[Material for the task Boundary: Start]
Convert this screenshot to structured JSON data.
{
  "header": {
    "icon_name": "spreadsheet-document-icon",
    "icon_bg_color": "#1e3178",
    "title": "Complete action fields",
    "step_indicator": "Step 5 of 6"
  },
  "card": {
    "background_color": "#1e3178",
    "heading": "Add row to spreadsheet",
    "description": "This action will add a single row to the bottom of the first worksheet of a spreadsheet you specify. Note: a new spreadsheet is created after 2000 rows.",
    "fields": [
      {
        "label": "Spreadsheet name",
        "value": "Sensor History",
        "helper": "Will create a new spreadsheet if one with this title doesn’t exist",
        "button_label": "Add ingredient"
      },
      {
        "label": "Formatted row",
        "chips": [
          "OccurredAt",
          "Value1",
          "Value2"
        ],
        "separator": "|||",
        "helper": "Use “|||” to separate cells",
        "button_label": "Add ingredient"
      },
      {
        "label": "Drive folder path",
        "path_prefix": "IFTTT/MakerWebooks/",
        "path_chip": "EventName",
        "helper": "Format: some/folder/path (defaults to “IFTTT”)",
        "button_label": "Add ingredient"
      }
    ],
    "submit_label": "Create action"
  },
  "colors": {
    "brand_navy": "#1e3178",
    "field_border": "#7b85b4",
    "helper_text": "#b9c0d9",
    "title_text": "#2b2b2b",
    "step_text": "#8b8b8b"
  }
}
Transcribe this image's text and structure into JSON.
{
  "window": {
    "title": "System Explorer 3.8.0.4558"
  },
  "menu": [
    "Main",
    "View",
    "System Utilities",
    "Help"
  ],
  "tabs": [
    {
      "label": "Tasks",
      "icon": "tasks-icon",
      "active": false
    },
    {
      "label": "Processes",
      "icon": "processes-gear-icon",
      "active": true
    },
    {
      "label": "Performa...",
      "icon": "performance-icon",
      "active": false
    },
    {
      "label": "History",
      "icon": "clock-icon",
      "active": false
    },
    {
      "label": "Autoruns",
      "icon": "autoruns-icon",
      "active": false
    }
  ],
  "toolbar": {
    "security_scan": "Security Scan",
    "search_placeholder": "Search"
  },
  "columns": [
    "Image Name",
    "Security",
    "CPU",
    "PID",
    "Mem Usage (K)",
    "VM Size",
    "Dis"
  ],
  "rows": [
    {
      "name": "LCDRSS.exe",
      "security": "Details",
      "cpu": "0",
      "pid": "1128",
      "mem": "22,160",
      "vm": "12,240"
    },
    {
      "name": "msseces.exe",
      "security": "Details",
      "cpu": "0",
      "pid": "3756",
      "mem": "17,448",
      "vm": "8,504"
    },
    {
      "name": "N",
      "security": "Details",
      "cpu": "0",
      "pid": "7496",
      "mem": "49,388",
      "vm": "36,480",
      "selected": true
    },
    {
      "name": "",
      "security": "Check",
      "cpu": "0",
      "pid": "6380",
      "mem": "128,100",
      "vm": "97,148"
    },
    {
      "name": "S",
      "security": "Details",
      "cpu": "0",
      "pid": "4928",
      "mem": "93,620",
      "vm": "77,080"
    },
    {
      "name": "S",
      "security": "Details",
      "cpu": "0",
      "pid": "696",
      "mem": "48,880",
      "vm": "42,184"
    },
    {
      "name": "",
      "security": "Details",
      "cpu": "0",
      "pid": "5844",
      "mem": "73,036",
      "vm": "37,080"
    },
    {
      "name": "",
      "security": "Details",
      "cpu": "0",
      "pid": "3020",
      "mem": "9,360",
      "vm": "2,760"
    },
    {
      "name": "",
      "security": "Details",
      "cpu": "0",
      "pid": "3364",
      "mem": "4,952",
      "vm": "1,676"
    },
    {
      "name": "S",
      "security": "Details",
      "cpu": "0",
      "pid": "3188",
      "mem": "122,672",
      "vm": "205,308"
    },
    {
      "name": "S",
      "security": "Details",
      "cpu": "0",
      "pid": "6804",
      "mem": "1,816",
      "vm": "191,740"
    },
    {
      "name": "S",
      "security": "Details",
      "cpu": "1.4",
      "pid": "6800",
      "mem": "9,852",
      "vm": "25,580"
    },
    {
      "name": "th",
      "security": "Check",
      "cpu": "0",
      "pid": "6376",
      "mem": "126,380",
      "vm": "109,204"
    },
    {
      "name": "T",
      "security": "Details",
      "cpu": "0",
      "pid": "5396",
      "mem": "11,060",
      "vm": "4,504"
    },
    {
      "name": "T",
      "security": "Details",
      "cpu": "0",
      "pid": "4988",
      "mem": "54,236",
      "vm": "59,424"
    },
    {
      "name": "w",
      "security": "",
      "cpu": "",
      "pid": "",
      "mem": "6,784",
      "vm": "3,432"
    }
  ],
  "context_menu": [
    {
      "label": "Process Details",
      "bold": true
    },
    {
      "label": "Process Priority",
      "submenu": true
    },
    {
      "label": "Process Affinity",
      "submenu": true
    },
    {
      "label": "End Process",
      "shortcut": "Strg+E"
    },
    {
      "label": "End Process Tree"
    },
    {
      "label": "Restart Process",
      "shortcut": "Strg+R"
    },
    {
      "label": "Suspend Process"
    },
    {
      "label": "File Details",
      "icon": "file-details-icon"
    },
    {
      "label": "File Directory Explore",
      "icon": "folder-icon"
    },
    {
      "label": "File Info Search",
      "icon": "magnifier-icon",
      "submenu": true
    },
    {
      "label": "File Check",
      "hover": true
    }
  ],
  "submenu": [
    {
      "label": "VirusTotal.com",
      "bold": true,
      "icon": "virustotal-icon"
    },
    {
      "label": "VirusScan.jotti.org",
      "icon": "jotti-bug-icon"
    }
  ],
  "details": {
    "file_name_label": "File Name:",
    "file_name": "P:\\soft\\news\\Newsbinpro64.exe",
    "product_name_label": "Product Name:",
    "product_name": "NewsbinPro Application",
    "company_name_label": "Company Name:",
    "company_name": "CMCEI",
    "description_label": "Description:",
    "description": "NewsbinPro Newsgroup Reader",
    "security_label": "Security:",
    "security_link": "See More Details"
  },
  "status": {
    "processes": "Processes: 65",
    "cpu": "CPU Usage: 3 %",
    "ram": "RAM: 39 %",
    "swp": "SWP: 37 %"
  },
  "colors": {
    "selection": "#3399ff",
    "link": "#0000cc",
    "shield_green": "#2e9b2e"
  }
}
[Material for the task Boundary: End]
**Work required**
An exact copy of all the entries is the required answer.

**Response area**
Convert this screenshot to structured JSON data.
{
  "header": {
    "icon_name": "spreadsheet-document-icon",
    "icon_bg_color": "#1e3178",
    "title": "Complete action fields",
    "step_indicator": "Step 5 of 6"
  },
  "card": {
    "background_color": "#1e3178",
    "heading": "Add row to spreadsheet",
    "description": "This action will add a single row to the bottom of the first worksheet of a spreadsheet you specify. Note: a new spreadsheet is created after 2000 rows.",
    "fields": [
      {
        "label": "Spreadsheet name",
        "value": "Sensor History",
        "helper": "Will create a new spreadsheet if one with this title doesn’t exist",
        "button_label": "Add ingredient"
      },
      {
        "label": "Formatted row",
        "chips": [
          "OccurredAt",
          "Value1",
          "Value2"
        ],
        "separator": "|||",
        "helper": "Use “|||” to separate cells",
        "button_label": "Add ingredient"
      },
      {
        "label": "Drive folder path",
        "path_prefix": "IFTTT/MakerWebooks/",
        "path_chip": "EventName",
        "helper": "Format: some/folder/path (defaults to “IFTTT”)",
        "button_label": "Add ingredient"
      }
    ],
    "submit_label": "Create action"
  },
  "colors": {
    "brand_navy": "#1e3178",
    "field_border": "#7b85b4",
    "helper_text": "#b9c0d9",
    "title_text": "#2b2b2b",
    "step_text": "#8b8b8b"
  }
}
Transcribe this image's text and structure into JSON.
{
  "window": {
    "title": "System Explorer 3.8.0.4558"
  },
  "menu": [
    "Main",
    "View",
    "System Utilities",
    "Help"
  ],
  "tabs": [
    {
      "label": "Tasks",
      "icon": "tasks-icon",
      "active": false
    },
    {
      "label": "Processes",
      "icon": "processes-gear-icon",
      "active": true
    },
    {
      "label": "Performa...",
      "icon": "performance-icon",
      "active": false
    },
    {
      "label": "History",
      "icon": "clock-icon",
      "active": false
    },
    {
      "label": "Autoruns",
      "icon": "autoruns-icon",
      "active": false
    }
  ],
  "toolbar": {
    "security_scan": "Security Scan",
    "search_placeholder": "Search"
  },
  "columns": [
    "Image Name",
    "Security",
    "CPU",
    "PID",
    "Mem Usage (K)",
    "VM Size",
    "Dis"
  ],
  "rows": [
    {
      "name": "LCDRSS.exe",
      "security": "Details",
      "cpu": "0",
      "pid": "1128",
      "mem": "22,160",
      "vm": "12,240"
    },
    {
      "name": "msseces.exe",
      "security": "Details",
      "cpu": "0",
      "pid": "3756",
      "mem": "17,448",
      "vm": "8,504"
    },
    {
      "name": "N",
      "security": "Details",
      "cpu": "0",
      "pid": "7496",
      "mem": "49,388",
      "vm": "36,480",
      "selected": true
    },
    {
      "name": "",
      "security": "Check",
      "cpu": "0",
      "pid": "6380",
      "mem": "128,100",
      "vm": "97,148"
    },
    {
      "name": "S",
      "security": "Details",
      "cpu": "0",
      "pid": "4928",
      "mem": "93,620",
      "vm": "77,080"
    },
    {
      "name": "S",
      "security": "Details",
      "cpu": "0",
      "pid": "696",
      "mem": "48,880",
      "vm": "42,184"
    },
    {
      "name": "",
      "security": "Details",
      "cpu": "0",
      "pid": "5844",
      "mem": "73,036",
      "vm": "37,080"
    },
    {
      "name": "",
      "security": "Details",
      "cpu": "0",
      "pid": "3020",
      "mem": "9,360",
      "vm": "2,760"
    },
    {
      "name": "",
      "security": "Details",
      "cpu": "0",
      "pid": "3364",
      "mem": "4,952",
      "vm": "1,676"
    },
    {
      "name": "S",
      "security": "Details",
      "cpu": "0",
      "pid": "3188",
      "mem": "122,672",
      "vm": "205,308"
    },
    {
      "name": "S",
      "security": "Details",
      "cpu": "0",
      "pid": "6804",
      "mem": "1,816",
      "vm": "191,740"
    },
    {
      "name": "S",
      "security": "Details",
      "cpu": "1.4",
      "pid": "6800",
      "mem": "9,852",
      "vm": "25,580"
    },
    {
      "name": "th",
      "security": "Check",
      "cpu": "0",
      "pid": "6376",
      "mem": "126,380",
      "vm": "109,204"
    },
    {
      "name": "T",
      "security": "Details",
      "cpu": "0",
      "pid": "5396",
      "mem": "11,060",
      "vm": "4,504"
    },
    {
      "name": "T",
      "security": "Details",
      "cpu": "0",
      "pid": "4988",
      "mem": "54,236",
      "vm": "59,424"
    },
    {
      "name": "w",
      "security": "",
      "cpu": "",
      "pid": "",
      "mem": "6,784",
      "vm": "3,432"
    }
  ],
  "context_menu": [
    {
      "label": "Process Details",
      "bold": true
    },
    {
      "label": "Process Priority",
      "submenu": true
    },
    {
      "label": "Process Affinity",
      "submenu": true
    },
    {
      "label": "End Process",
      "shortcut": "Strg+E"
    },
    {
      "label": "End Process Tree"
    },
    {
      "label": "Restart Process",
      "shortcut": "Strg+R"
    },
    {
      "label": "Suspend Process"
    },
    {
      "label": "File Details",
      "icon": "file-details-icon"
    },
    {
      "label": "File Directory Explore",
      "icon": "folder-icon"
    },
    {
      "label": "File Info Search",
      "icon": "magnifier-icon",
      "submenu": true
    },
    {
      "label": "File Check",
      "hover": true
    }
  ],
  "submenu": [
    {
      "label": "VirusTotal.com",
      "bold": true,
      "icon": "virustotal-icon"
    },
    {
      "label": "VirusScan.jotti.org",
      "icon": "jotti-bug-icon"
    }
  ],
  "details": {
    "file_name_label": "File Name:",
    "file_name": "P:\\soft\\news\\Newsbinpro64.exe",
    "product_name_label": "Product Name:",
    "product_name": "NewsbinPro Application",
    "company_name_label": "Company Name:",
    "company_name": "CMCEI",
    "description_label": "Description:",
    "description": "NewsbinPro Newsgroup Reader",
    "security_label": "Security:",
    "security_link": "See More Details"
  },
  "status": {
    "processes": "Processes: 65",
    "cpu": "CPU Usage: 3 %",
    "ram": "RAM: 39 %",
    "swp": "SWP: 37 %"
  },
  "colors": {
    "selection": "#3399ff",
    "link": "#0000cc",
    "shield_green": "#2e9b2e"
  }
}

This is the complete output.